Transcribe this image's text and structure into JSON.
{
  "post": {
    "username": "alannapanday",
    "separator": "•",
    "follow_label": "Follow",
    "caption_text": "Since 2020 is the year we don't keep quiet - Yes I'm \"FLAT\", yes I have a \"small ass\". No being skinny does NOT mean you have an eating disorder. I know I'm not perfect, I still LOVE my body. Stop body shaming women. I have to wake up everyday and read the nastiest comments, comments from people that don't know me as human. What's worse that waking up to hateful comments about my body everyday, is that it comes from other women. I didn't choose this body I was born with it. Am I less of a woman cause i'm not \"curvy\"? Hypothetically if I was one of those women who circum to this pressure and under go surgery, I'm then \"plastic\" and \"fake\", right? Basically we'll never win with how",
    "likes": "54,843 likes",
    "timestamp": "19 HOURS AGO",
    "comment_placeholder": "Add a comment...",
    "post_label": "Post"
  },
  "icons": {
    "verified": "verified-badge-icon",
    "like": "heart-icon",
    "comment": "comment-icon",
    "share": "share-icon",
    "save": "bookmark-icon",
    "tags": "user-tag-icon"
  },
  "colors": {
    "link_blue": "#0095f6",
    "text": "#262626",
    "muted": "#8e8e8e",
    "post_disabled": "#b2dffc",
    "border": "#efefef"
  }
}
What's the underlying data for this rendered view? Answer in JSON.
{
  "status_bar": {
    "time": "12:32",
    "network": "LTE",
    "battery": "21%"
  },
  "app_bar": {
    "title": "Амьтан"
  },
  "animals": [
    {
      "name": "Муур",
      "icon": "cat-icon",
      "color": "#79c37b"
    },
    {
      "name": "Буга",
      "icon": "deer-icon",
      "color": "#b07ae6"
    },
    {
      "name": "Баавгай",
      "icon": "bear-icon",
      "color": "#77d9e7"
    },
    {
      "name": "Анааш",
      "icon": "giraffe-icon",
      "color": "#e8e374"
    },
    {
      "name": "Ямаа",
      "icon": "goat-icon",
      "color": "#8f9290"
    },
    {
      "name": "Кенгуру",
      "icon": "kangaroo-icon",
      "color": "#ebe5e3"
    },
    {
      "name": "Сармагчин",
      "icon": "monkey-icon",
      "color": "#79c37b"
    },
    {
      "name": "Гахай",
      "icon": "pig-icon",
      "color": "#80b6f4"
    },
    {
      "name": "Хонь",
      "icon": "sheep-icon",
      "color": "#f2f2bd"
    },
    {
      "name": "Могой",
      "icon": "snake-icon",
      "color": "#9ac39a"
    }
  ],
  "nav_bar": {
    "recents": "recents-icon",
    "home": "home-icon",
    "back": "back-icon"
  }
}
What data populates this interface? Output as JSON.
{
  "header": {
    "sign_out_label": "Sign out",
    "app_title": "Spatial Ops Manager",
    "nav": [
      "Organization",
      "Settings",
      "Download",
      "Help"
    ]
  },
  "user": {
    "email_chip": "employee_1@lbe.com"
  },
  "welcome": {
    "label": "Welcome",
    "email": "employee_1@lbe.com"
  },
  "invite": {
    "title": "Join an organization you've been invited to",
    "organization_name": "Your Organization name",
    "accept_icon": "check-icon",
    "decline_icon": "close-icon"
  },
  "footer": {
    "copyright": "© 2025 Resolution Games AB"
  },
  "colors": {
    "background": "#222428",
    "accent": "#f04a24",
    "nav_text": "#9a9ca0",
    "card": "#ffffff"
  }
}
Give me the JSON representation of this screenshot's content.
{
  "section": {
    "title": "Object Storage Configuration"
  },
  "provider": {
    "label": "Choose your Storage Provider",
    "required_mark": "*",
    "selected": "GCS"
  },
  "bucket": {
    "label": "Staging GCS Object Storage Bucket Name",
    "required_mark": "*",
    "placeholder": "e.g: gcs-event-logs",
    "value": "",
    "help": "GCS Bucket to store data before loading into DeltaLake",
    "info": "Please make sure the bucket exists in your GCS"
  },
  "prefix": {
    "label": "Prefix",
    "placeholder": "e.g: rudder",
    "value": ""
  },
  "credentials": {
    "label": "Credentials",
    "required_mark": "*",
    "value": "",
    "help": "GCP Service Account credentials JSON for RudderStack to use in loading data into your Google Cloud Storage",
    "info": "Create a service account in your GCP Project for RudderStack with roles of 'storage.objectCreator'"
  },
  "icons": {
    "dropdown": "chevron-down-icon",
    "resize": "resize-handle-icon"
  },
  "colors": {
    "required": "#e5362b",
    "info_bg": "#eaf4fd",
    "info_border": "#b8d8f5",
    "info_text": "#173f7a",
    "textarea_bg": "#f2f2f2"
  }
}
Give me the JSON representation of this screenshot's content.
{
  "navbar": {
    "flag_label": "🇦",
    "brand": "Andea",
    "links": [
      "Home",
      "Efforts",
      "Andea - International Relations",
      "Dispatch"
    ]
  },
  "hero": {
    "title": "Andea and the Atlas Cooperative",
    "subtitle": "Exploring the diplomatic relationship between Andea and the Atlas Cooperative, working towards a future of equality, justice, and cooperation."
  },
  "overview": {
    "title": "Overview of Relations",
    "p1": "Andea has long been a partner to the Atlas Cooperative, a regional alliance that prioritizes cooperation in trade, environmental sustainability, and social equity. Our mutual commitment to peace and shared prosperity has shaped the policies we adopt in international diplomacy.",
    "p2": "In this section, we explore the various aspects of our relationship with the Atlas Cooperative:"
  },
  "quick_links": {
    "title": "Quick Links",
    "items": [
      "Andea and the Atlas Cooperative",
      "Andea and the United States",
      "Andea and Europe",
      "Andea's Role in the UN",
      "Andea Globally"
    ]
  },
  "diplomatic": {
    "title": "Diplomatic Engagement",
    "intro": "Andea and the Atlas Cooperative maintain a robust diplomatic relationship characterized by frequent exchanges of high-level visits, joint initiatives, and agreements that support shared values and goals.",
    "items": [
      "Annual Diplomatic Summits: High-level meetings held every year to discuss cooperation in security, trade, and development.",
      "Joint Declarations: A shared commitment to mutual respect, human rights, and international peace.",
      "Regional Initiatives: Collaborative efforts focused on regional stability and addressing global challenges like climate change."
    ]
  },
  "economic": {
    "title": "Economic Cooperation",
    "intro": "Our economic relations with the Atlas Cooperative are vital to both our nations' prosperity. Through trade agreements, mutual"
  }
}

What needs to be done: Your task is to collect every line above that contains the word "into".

Response box:
Transcribe this image's text and structure into JSON.
    "help": "GCS Bucket to store data before loading into DeltaLake",
    "help": "GCP Service Account credentials JSON for RudderStack to use in loading data into your Google Cloud Storage",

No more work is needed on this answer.